Survey results published this week by the Department of the Environment, Transport and the Regions found councillors with full-time jobs integrated their work and council duties without over-burdening themselves or their employers.
However, a commentary on the results suggests that reducing the burden on most members would improve the diversity of candidates. It says the increased burden on proposed executive councillors could justify full-time positions.
Managers and professionals were over-represented among councillors. There was also a strong public sector bias to their employment, with 44% drawn from the state sector.
Although nearly 60% of employers had a formal time-off policy for councillors, this was more likely in the public sector or in larger companies. But 79% were unfamiliar with the Employment Rights Act 1996 which requires employers to give employees 'reasonable' time off for council duties.
Just over 20% of the 977 employers believed employing a councillor was bad for business, usually because of the greater burden on other staff.
Well over half (59%) acknowledged that a councillor on the staff brought benefits to their business - mainly from 'the increased knowledge of local issues and political awareness'.

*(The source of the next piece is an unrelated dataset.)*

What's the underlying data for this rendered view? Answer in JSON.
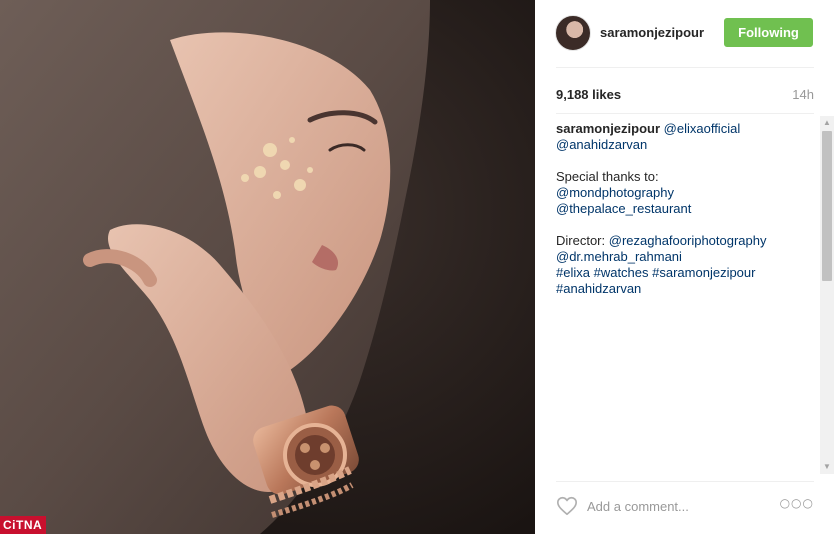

But the costs of losing an employee to council duties caused problems for 28% of staff, while increased pressures on other staff were mentioned by 42%.